Data shown Block Start
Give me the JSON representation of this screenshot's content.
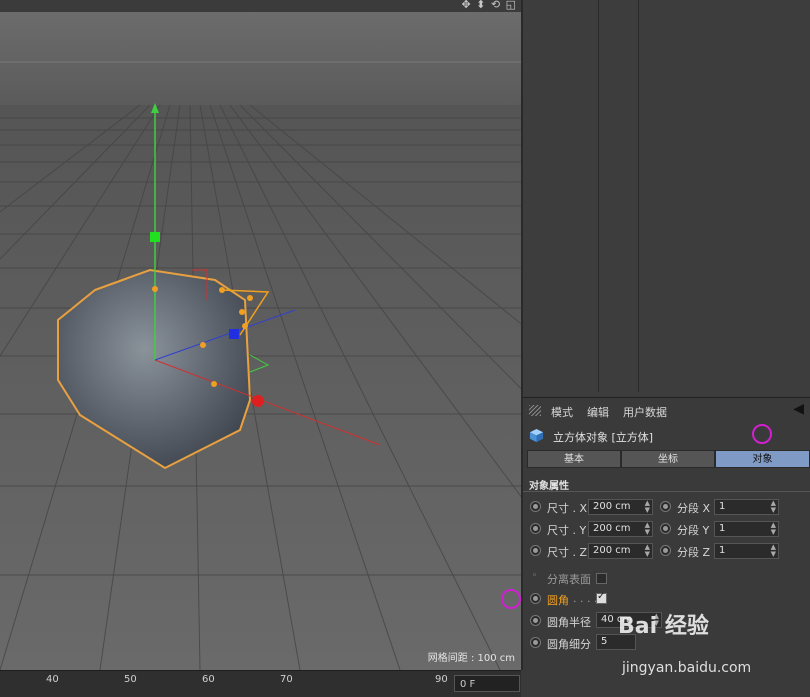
{
  "viewport": {
    "grid_spacing": "网格间距 : 100 cm"
  },
  "timeline": {
    "ticks": [
      "40",
      "50",
      "60",
      "70",
      "90"
    ],
    "frame": "0 F"
  },
  "attributes": {
    "menu": [
      "模式",
      "编辑",
      "用户数据"
    ],
    "object_title": "立方体对象 [立方体]",
    "tabs": [
      "基本",
      "坐标",
      "对象"
    ],
    "active_tab": "对象",
    "section": "对象属性",
    "size_x_label": "尺寸 . X",
    "size_x": "200 cm",
    "size_y_label": "尺寸 . Y",
    "size_y": "200 cm",
    "size_z_label": "尺寸 . Z",
    "size_z": "200 cm",
    "seg_x_label": "分段 X",
    "seg_x": "1",
    "seg_y_label": "分段 Y",
    "seg_y": "1",
    "seg_z_label": "分段 Z",
    "seg_z": "1",
    "separate_surfaces": "分离表面",
    "fillet": "圆角",
    "fillet_dots": ". . . .",
    "fillet_radius_label": "圆角半径",
    "fillet_radius": "40 cm",
    "fillet_subdiv_label": "圆角细分",
    "fillet_subdiv": "5"
  },
  "watermark": {
    "brand": "Bai 经验",
    "url": "jingyan.baidu.com"
  },
  "colors": {
    "active_tab": "#7f9ac4",
    "highlight": "#f0a020",
    "marker": "#d020d0"
  }
}
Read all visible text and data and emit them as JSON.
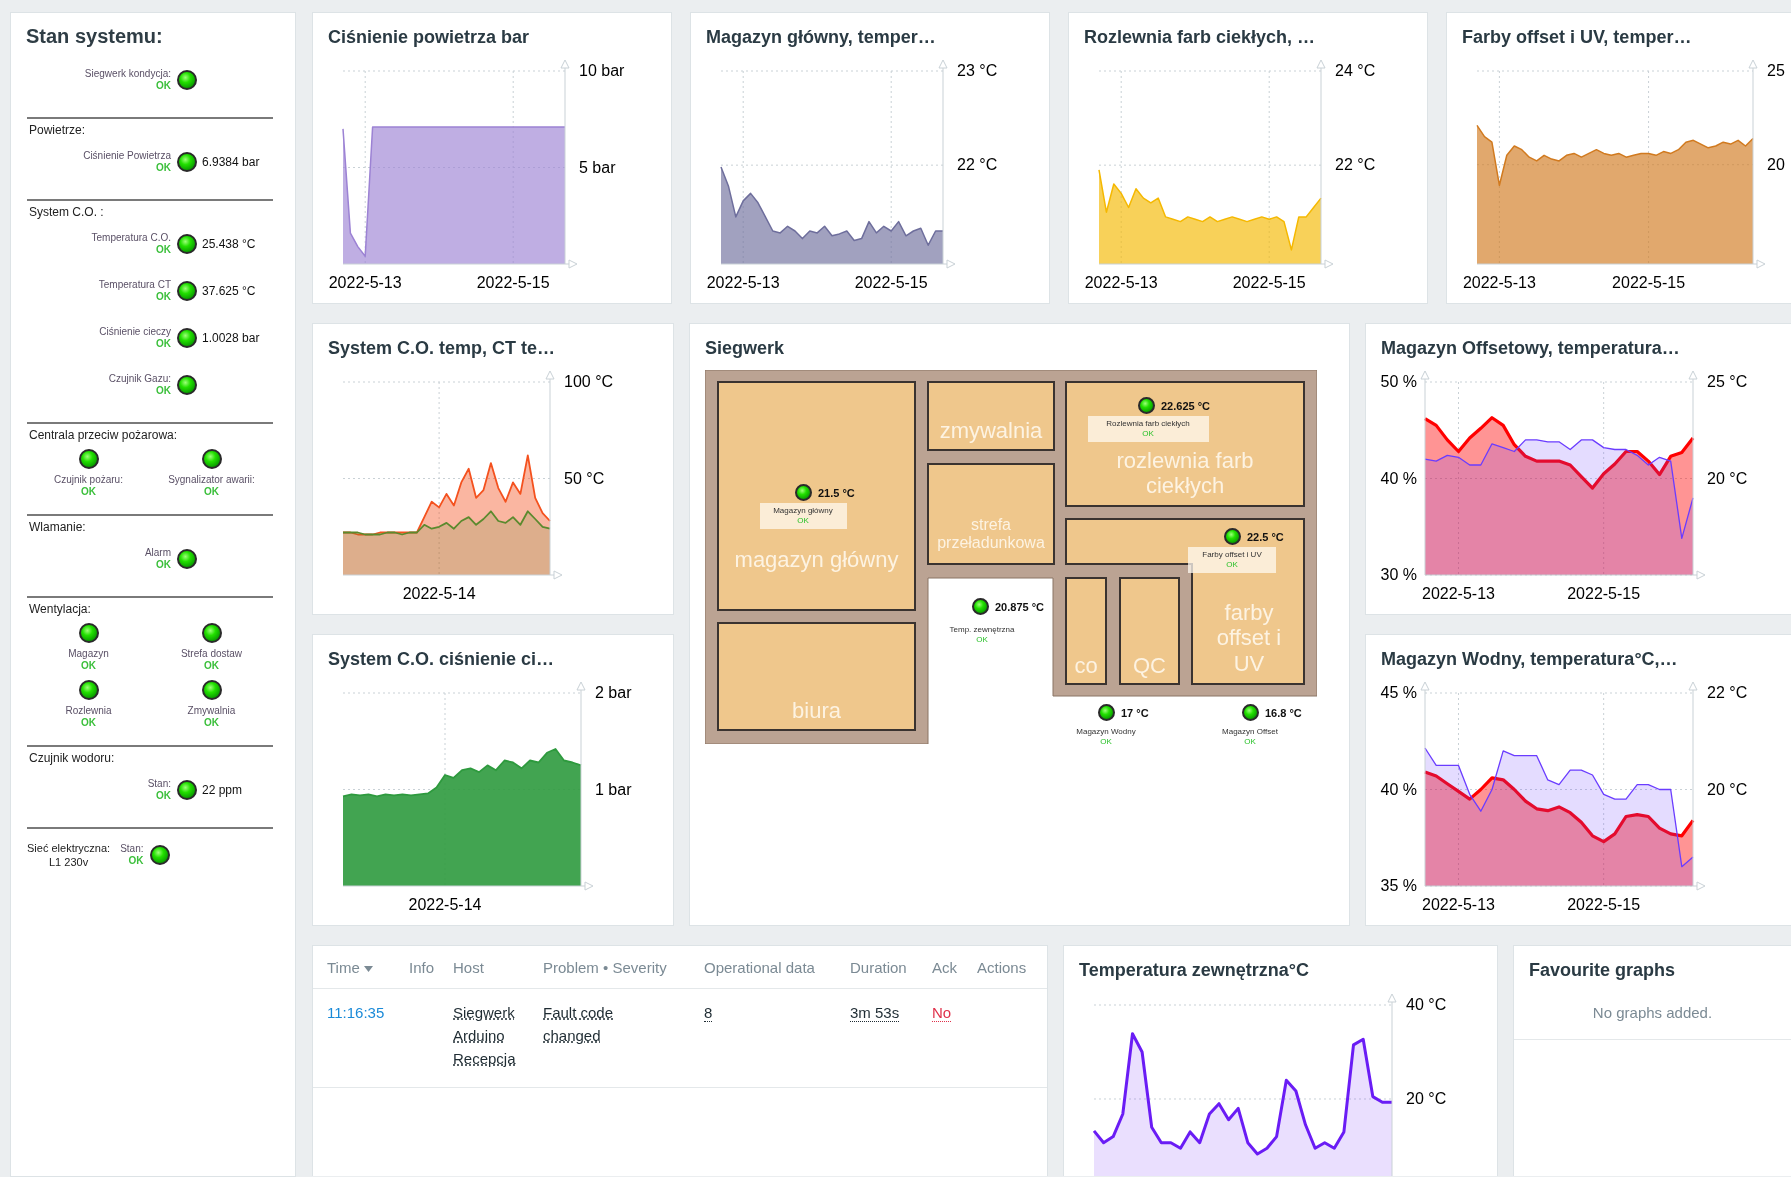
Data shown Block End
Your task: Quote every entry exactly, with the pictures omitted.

Expected answer:
Give me the JSON representation of this screenshot's content.
{
  "viewport": {
    "grid_spacing": "网格间距 : 100 cm"
  },
  "timeline": {
    "ticks": [
      "40",
      "50",
      "60",
      "70",
      "90"
    ],
    "frame": "0 F"
  },
  "attributes": {
    "menu": [
      "模式",
      "编辑",
      "用户数据"
    ],
    "object_title": "立方体对象 [立方体]",
    "tabs": [
      "基本",
      "坐标",
      "对象"
    ],
    "active_tab": "对象",
    "section": "对象属性",
    "size_x_label": "尺寸 . X",
    "size_x": "200 cm",
    "size_y_label": "尺寸 . Y",
    "size_y": "200 cm",
    "size_z_label": "尺寸 . Z",
    "size_z": "200 cm",
    "seg_x_label": "分段 X",
    "seg_x": "1",
    "seg_y_label": "分段 Y",
    "seg_y": "1",
    "seg_z_label": "分段 Z",
    "seg_z": "1",
    "separate_surfaces": "分离表面",
    "fillet": "圆角",
    "fillet_dots": ". . . .",
    "fillet_radius_label": "圆角半径",
    "fillet_radius": "40 cm",
    "fillet_subdiv_label": "圆角细分",
    "fillet_subdiv": "5"
  },
  "watermark": {
    "brand": "Bai 经验",
    "url": "jingyan.baidu.com"
  },
  "colors": {
    "active_tab": "#7f9ac4",
    "highlight": "#f0a020",
    "marker": "#d020d0"
  }
}
Read all visible text and data and emit them as JSON.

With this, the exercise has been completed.